Supplied data Block Start
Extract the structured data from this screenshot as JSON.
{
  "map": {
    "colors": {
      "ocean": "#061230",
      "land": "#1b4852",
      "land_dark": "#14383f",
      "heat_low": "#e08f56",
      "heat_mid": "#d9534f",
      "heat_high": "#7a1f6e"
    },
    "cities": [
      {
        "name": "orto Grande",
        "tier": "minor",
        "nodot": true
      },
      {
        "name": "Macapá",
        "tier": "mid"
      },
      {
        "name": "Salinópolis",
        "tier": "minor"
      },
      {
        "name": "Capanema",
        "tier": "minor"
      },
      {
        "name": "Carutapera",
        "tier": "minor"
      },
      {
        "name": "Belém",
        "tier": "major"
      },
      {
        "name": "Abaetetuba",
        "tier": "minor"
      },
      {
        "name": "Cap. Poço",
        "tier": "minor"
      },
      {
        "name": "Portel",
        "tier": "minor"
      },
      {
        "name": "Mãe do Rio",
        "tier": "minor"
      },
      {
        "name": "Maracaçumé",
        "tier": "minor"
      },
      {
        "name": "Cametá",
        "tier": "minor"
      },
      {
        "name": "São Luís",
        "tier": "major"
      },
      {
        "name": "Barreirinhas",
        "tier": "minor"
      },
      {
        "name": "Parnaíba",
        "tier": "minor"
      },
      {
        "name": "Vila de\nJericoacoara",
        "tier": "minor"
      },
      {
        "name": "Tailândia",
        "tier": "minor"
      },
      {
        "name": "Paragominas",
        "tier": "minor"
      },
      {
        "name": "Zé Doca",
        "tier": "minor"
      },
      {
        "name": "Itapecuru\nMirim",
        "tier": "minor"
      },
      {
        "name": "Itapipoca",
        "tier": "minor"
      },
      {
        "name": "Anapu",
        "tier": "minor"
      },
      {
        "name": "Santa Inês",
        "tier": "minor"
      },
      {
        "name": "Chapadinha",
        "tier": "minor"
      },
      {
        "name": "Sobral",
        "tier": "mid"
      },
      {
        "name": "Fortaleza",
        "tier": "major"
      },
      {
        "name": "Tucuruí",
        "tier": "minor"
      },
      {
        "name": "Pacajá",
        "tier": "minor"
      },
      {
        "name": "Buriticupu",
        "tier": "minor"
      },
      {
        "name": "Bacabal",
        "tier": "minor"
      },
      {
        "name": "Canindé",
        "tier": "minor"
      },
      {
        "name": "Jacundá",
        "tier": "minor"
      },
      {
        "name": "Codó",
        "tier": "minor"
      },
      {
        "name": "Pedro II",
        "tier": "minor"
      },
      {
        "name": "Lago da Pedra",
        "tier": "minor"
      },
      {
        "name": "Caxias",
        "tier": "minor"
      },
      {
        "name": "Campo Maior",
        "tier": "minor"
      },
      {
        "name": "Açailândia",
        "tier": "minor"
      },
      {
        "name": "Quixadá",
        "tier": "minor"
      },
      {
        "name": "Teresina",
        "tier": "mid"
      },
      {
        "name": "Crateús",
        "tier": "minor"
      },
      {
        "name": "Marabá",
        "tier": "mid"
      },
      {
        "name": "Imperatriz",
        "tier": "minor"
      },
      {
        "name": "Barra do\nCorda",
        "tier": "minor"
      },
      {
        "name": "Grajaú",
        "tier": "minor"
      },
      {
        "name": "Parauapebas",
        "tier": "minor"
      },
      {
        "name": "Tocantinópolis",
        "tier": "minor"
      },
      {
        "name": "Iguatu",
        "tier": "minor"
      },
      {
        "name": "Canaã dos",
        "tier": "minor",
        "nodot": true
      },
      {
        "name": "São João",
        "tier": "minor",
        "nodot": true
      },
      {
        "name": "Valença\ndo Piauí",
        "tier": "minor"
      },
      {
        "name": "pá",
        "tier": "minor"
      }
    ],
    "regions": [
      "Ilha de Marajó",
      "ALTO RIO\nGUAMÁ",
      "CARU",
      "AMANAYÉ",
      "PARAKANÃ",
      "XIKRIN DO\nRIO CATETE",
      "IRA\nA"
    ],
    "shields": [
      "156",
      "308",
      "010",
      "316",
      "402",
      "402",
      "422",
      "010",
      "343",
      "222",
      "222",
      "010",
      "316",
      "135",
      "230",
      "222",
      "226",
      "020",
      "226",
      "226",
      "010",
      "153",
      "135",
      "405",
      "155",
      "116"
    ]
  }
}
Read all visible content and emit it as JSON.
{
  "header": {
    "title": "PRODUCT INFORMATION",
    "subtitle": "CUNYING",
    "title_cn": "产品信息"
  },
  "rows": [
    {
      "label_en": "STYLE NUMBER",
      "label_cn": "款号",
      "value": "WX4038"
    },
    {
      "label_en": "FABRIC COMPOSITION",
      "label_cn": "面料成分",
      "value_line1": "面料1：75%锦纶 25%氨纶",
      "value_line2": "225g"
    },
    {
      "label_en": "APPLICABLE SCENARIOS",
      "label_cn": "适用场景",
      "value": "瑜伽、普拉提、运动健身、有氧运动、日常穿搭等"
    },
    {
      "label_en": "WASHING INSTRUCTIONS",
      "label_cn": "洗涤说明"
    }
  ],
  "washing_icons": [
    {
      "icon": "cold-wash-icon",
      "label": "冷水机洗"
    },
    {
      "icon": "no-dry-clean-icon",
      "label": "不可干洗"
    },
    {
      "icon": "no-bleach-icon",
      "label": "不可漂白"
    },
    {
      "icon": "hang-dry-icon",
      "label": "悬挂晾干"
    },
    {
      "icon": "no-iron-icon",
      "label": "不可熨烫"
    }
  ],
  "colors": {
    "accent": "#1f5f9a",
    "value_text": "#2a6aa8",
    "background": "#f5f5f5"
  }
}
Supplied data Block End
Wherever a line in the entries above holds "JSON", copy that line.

Extract the structured data from this screenshot as JSON.
Read all visible content and emit it as JSON.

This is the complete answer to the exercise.